Seek Solutions, With Patience and Consistency

Take ibuprofen. Go to the doctor. Rest. Do whatever you need to do to take care of yourself. Get consistent with what you already know to do. In my case, I know a lot of things that would help me feel better, if I only practiced them consistently instead of haphazardly. Meditation, eating healthy meals, having a consistent sleep and wake time, exercise, and spending time with friends and family will all help reduce your stress and make life easier.

Practice self–care. Be kind to yourself. Be patient with the process of growth and change. Problems don’t get fixed in a day. One doctor appointment probably isn’t going to cure you. Lately I’ve been realizing just how much consistency over time, in small things, builds to massive progress over long periods. For instance, I spend about an hour a day writing these articles. I do it every day. At the end of a week, it doesn’t seem like I’ve accomplished much. But when I get to the end of the month and see I’ve written six articles, I’m surprised with my progress. Those are six articles that wouldn’t have been written otherwise.

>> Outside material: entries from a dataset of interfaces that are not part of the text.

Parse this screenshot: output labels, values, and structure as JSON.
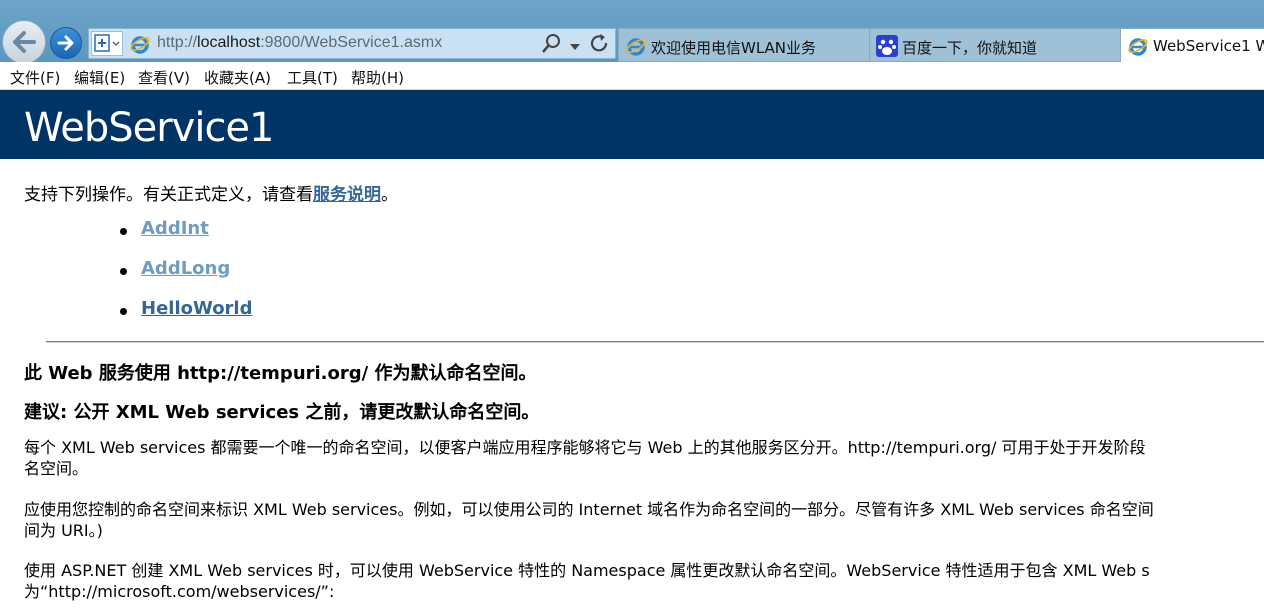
{
  "browser": {
    "url_prefix": "http://",
    "url_host": "localhost",
    "url_rest": ":9800/WebService1.asmx",
    "tabs": [
      {
        "label": "欢迎使用电信WLAN业务",
        "icon": "ie-icon"
      },
      {
        "label": "百度一下，你就知道",
        "icon": "baidu-paw-icon"
      },
      {
        "label": "WebService1 W",
        "icon": "ie-icon"
      }
    ]
  },
  "menu": [
    "文件(F)",
    "编辑(E)",
    "查看(V)",
    "收藏夹(A)",
    "工具(T)",
    "帮助(H)"
  ],
  "page": {
    "title": "WebService1",
    "intro_text": "支持下列操作。有关正式定义，请查看",
    "intro_link": "服务说明",
    "intro_end": "。",
    "operations": [
      "AddInt",
      "AddLong",
      "HelloWorld"
    ],
    "heading1": "此 Web 服务使用 http://tempuri.org/ 作为默认命名空间。",
    "heading2": "建议: 公开 XML Web services 之前，请更改默认命名空间。",
    "para1_line1": "每个 XML Web services 都需要一个唯一的命名空间，以便客户端应用程序能够将它与 Web 上的其他服务区分开。http://tempuri.org/ 可用于处于开发阶段",
    "para1_line2": "名空间。",
    "para2_line1": "应使用您控制的命名空间来标识 XML Web services。例如，可以使用公司的 Internet 域名作为命名空间的一部分。尽管有许多 XML Web services 命名空间",
    "para2_line2": "间为 URI。)",
    "para3_line1": "使用 ASP.NET 创建 XML Web services 时，可以使用 WebService 特性的 Namespace 属性更改默认命名空间。WebService 特性适用于包含 XML Web s",
    "para3_line2": "为“http://microsoft.com/webservices/”:"
  },
  "colors": {
    "banner": "#003366",
    "link": "#336699",
    "visited_link": "#6d9cc4"
  }
}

Be consistent with your habits of self–care, and patient in your search for solutions.

Don’t Artificially Limit Yourself

Don’t allow your life to be artificially restricted by what you’re going through. Oftentimes we’re our own worst enemy, thinking “I don’t feel good” and deciding not to do something important to us because we believe a thought. We are often capable of much more than we think, even being surprised by our own experience. Imagination and reality are not the same thing. What we imagine an experience will be like and what it will actually be like are two very different things. Don’t assume too much about what your experiences may be.

Let experience teach you, not the other way around. In every moment, focus on what is real and in front of you, rather than your beliefs about what is happening. Which is more real, what you think about what happens, or what actually happens? Our thoughts about our experience are often downright irrelevant. The truth of things is in the immediate, what is so close we can touch and taste it.

So “I don’t feel like going out” or “I can’t handle this right now” or “I’m too tired to talk about that” are not true in any absolute sense. They may be, but they also may not be. The real test would be to go out and see what happens. Or to try handling things and see how that works, or to talk and find out how it goes. There is great wisdom, of course, in knowing our limits and respecting them. That is part of loving and caring for ourselves. But there is also a time to acknowledge that the limits we put on ourselves are not immutable laws of the universe, simply beliefs we have about what we are capable of.

Compassion Will See You Through

If there is one strategy that has helped me get through difficult times with pain and fatigue, it is remembering to be kind to myself and others. We all need support and care. Those closest to you are experiencing your pain or fatigue as well as you, just in a different way. They get an altered version of you that may be difficult for them to understand. Exercise self-compassion. Love yourself back to health. Allow others to help you. Show them the love and support you show yourself. None of this is easy. But each day, each moment, is a new opportunity to mindfully respond to our lives as they are. I hope you will find more peace, love and joy because of it.

Has mindfulness helped you get through difficult experiences? What are you still struggling with?

Leave a Reply

Your email address will not be published. Required fields are marked *

This site uses Akismet to reduce spam. Learn how your comment data is processed.